Copy the listing exactly, images excluded.
+---+
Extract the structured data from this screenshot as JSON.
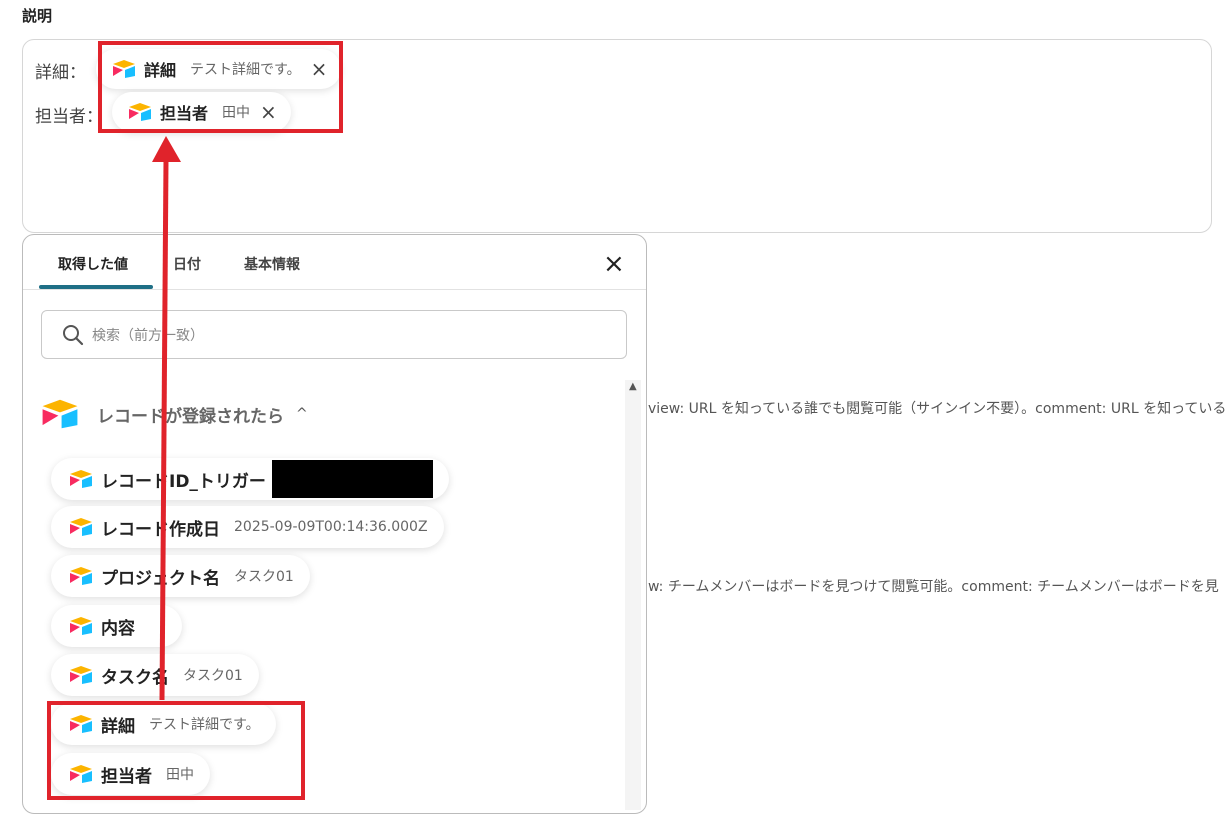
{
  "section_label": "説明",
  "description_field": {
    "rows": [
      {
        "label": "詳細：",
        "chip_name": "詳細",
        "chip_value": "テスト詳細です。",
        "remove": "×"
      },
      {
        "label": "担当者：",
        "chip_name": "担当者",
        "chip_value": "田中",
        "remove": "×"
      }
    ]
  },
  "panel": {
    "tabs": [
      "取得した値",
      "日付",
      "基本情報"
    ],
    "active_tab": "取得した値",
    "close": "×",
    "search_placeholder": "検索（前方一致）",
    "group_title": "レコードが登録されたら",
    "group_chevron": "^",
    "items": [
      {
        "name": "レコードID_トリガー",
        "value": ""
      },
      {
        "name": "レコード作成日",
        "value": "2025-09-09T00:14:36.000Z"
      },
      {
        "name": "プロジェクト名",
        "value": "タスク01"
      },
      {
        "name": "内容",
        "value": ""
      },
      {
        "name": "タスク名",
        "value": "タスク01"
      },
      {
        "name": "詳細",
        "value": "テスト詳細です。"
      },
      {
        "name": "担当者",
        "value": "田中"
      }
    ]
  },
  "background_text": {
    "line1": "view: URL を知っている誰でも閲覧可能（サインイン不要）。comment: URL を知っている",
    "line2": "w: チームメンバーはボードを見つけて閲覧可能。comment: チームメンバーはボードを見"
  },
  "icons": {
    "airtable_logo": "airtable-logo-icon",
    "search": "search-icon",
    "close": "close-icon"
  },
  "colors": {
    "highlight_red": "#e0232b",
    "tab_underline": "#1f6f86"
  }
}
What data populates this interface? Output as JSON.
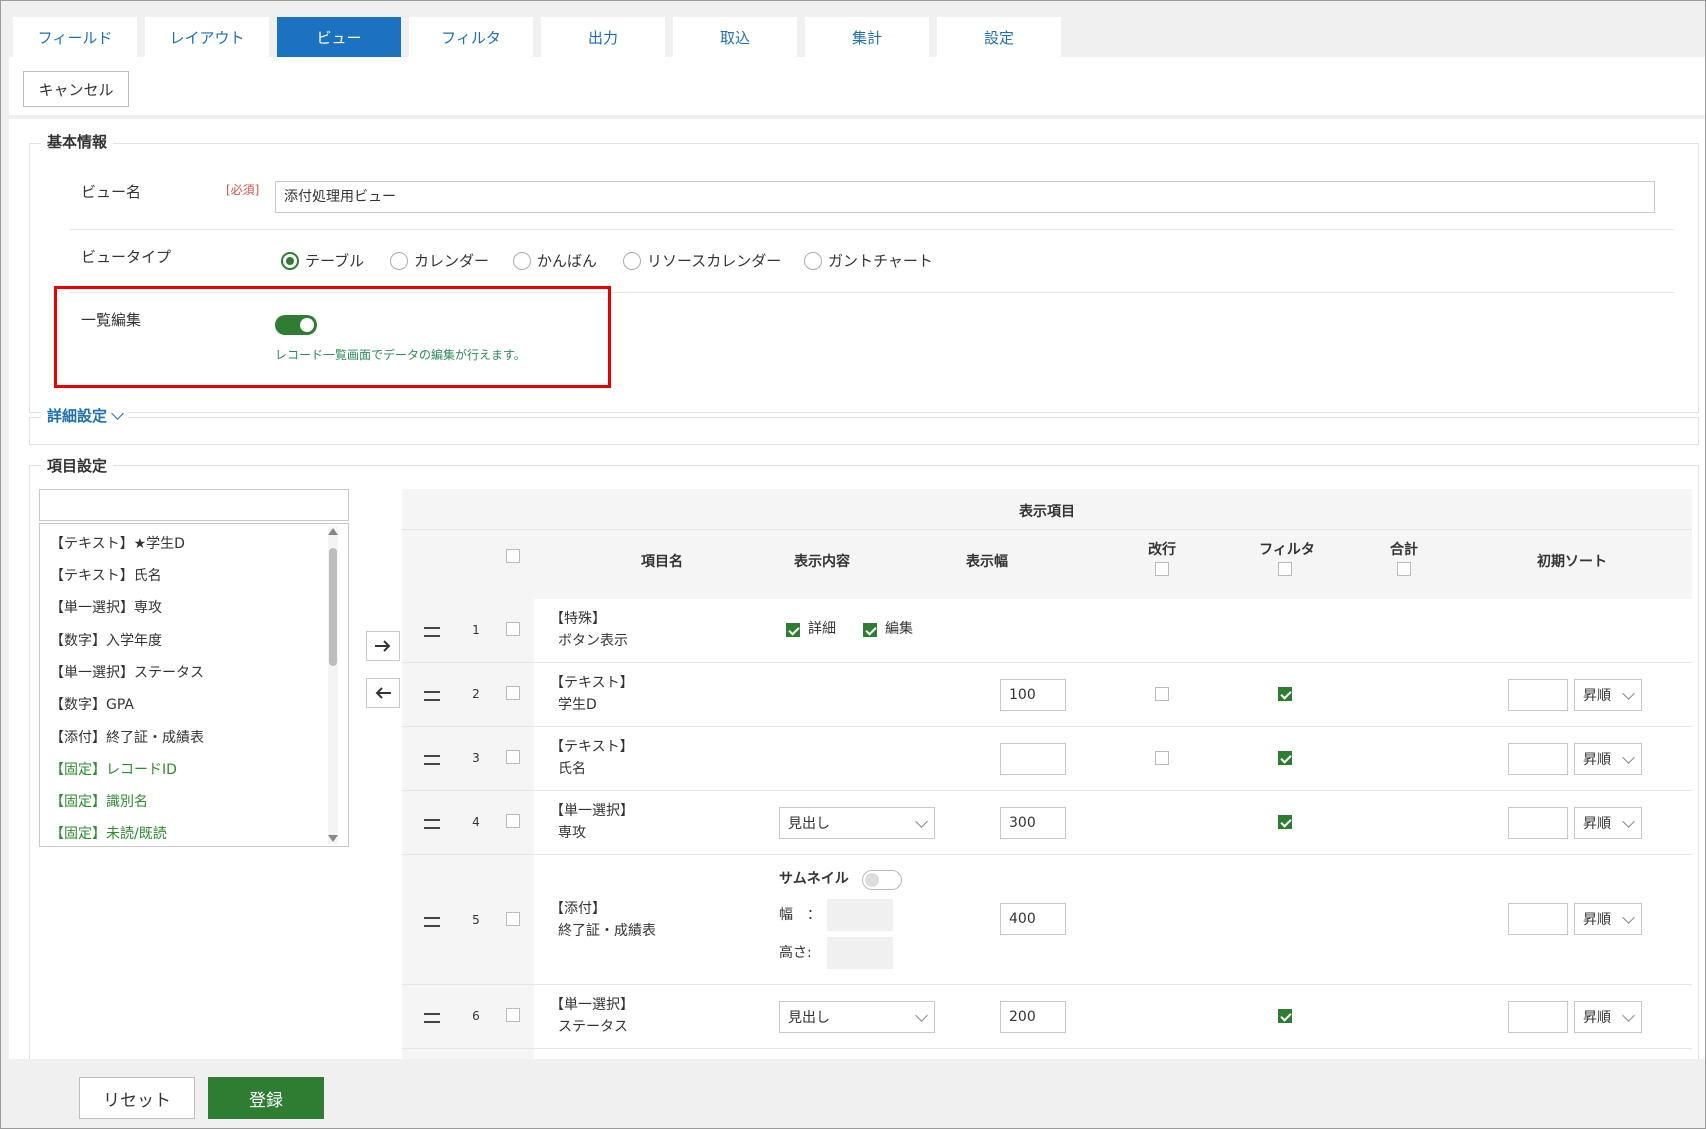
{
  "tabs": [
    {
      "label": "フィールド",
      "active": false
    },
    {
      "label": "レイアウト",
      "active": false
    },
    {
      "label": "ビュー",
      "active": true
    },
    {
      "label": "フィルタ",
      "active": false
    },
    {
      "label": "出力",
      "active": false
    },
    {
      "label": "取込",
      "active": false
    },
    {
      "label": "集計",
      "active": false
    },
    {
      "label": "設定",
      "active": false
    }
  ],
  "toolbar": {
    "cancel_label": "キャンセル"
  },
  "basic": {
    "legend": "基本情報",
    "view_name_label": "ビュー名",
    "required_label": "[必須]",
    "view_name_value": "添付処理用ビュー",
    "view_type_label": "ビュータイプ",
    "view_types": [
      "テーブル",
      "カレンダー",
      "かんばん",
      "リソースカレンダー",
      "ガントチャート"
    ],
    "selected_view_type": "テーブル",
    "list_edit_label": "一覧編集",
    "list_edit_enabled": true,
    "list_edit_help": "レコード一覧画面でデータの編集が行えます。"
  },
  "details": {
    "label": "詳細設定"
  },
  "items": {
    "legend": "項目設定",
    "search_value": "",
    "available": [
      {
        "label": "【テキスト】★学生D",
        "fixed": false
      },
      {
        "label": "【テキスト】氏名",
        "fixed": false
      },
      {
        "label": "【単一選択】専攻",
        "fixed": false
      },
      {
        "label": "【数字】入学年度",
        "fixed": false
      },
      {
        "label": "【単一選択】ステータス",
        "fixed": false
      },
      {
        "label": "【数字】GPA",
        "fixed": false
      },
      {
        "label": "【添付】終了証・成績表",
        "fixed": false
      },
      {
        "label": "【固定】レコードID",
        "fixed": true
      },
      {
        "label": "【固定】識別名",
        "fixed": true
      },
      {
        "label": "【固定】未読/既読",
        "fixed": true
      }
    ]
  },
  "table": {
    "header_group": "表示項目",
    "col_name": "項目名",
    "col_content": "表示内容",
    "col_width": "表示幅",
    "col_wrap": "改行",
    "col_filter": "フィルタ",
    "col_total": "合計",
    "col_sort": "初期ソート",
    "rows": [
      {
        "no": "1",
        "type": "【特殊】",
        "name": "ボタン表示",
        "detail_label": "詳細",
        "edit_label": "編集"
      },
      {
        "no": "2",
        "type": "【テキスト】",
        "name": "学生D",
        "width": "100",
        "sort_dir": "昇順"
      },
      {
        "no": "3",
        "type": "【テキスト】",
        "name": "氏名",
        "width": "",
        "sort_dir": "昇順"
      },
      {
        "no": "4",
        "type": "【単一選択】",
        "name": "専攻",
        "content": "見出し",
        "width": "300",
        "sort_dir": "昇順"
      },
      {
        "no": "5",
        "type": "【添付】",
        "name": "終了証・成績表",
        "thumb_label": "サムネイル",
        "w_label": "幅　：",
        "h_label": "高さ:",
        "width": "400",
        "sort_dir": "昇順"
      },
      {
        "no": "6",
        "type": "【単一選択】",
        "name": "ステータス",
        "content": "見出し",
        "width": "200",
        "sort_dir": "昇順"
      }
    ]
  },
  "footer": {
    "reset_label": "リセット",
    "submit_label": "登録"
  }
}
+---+
**RESPONSE BOX**
Extract the structured data from this screenshot as JSON.
{
  "section_label": "説明",
  "description_field": {
    "rows": [
      {
        "label": "詳細：",
        "chip_name": "詳細",
        "chip_value": "テスト詳細です。",
        "remove": "×"
      },
      {
        "label": "担当者：",
        "chip_name": "担当者",
        "chip_value": "田中",
        "remove": "×"
      }
    ]
  },
  "panel": {
    "tabs": [
      "取得した値",
      "日付",
      "基本情報"
    ],
    "active_tab": "取得した値",
    "close": "×",
    "search_placeholder": "検索（前方一致）",
    "group_title": "レコードが登録されたら",
    "group_chevron": "^",
    "items": [
      {
        "name": "レコードID_トリガー",
        "value": ""
      },
      {
        "name": "レコード作成日",
        "value": "2025-09-09T00:14:36.000Z"
      },
      {
        "name": "プロジェクト名",
        "value": "タスク01"
      },
      {
        "name": "内容",
        "value": ""
      },
      {
        "name": "タスク名",
        "value": "タスク01"
      },
      {
        "name": "詳細",
        "value": "テスト詳細です。"
      },
      {
        "name": "担当者",
        "value": "田中"
      }
    ]
  },
  "background_text": {
    "line1": "view: URL を知っている誰でも閲覧可能（サインイン不要）。comment: URL を知っている",
    "line2": "w: チームメンバーはボードを見つけて閲覧可能。comment: チームメンバーはボードを見"
  },
  "icons": {
    "airtable_logo": "airtable-logo-icon",
    "search": "search-icon",
    "close": "close-icon"
  },
  "colors": {
    "highlight_red": "#e0232b",
    "tab_underline": "#1f6f86"
  }
}
What data populates this interface? Output as JSON.
{
  "tabs": [
    {
      "label": "フィールド",
      "active": false
    },
    {
      "label": "レイアウト",
      "active": false
    },
    {
      "label": "ビュー",
      "active": true
    },
    {
      "label": "フィルタ",
      "active": false
    },
    {
      "label": "出力",
      "active": false
    },
    {
      "label": "取込",
      "active": false
    },
    {
      "label": "集計",
      "active": false
    },
    {
      "label": "設定",
      "active": false
    }
  ],
  "toolbar": {
    "cancel_label": "キャンセル"
  },
  "basic": {
    "legend": "基本情報",
    "view_name_label": "ビュー名",
    "required_label": "[必須]",
    "view_name_value": "添付処理用ビュー",
    "view_type_label": "ビュータイプ",
    "view_types": [
      "テーブル",
      "カレンダー",
      "かんばん",
      "リソースカレンダー",
      "ガントチャート"
    ],
    "selected_view_type": "テーブル",
    "list_edit_label": "一覧編集",
    "list_edit_enabled": true,
    "list_edit_help": "レコード一覧画面でデータの編集が行えます。"
  },
  "details": {
    "label": "詳細設定"
  },
  "items": {
    "legend": "項目設定",
    "search_value": "",
    "available": [
      {
        "label": "【テキスト】★学生D",
        "fixed": false
      },
      {
        "label": "【テキスト】氏名",
        "fixed": false
      },
      {
        "label": "【単一選択】専攻",
        "fixed": false
      },
      {
        "label": "【数字】入学年度",
        "fixed": false
      },
      {
        "label": "【単一選択】ステータス",
        "fixed": false
      },
      {
        "label": "【数字】GPA",
        "fixed": false
      },
      {
        "label": "【添付】終了証・成績表",
        "fixed": false
      },
      {
        "label": "【固定】レコードID",
        "fixed": true
      },
      {
        "label": "【固定】識別名",
        "fixed": true
      },
      {
        "label": "【固定】未読/既読",
        "fixed": true
      }
    ]
  },
  "table": {
    "header_group": "表示項目",
    "col_name": "項目名",
    "col_content": "表示内容",
    "col_width": "表示幅",
    "col_wrap": "改行",
    "col_filter": "フィルタ",
    "col_total": "合計",
    "col_sort": "初期ソート",
    "rows": [
      {
        "no": "1",
        "type": "【特殊】",
        "name": "ボタン表示",
        "detail_label": "詳細",
        "edit_label": "編集"
      },
      {
        "no": "2",
        "type": "【テキスト】",
        "name": "学生D",
        "width": "100",
        "sort_dir": "昇順"
      },
      {
        "no": "3",
        "type": "【テキスト】",
        "name": "氏名",
        "width": "",
        "sort_dir": "昇順"
      },
      {
        "no": "4",
        "type": "【単一選択】",
        "name": "専攻",
        "content": "見出し",
        "width": "300",
        "sort_dir": "昇順"
      },
      {
        "no": "5",
        "type": "【添付】",
        "name": "終了証・成績表",
        "thumb_label": "サムネイル",
        "w_label": "幅　：",
        "h_label": "高さ:",
        "width": "400",
        "sort_dir": "昇順"
      },
      {
        "no": "6",
        "type": "【単一選択】",
        "name": "ステータス",
        "content": "見出し",
        "width": "200",
        "sort_dir": "昇順"
      }
    ]
  },
  "footer": {
    "reset_label": "リセット",
    "submit_label": "登録"
  }
}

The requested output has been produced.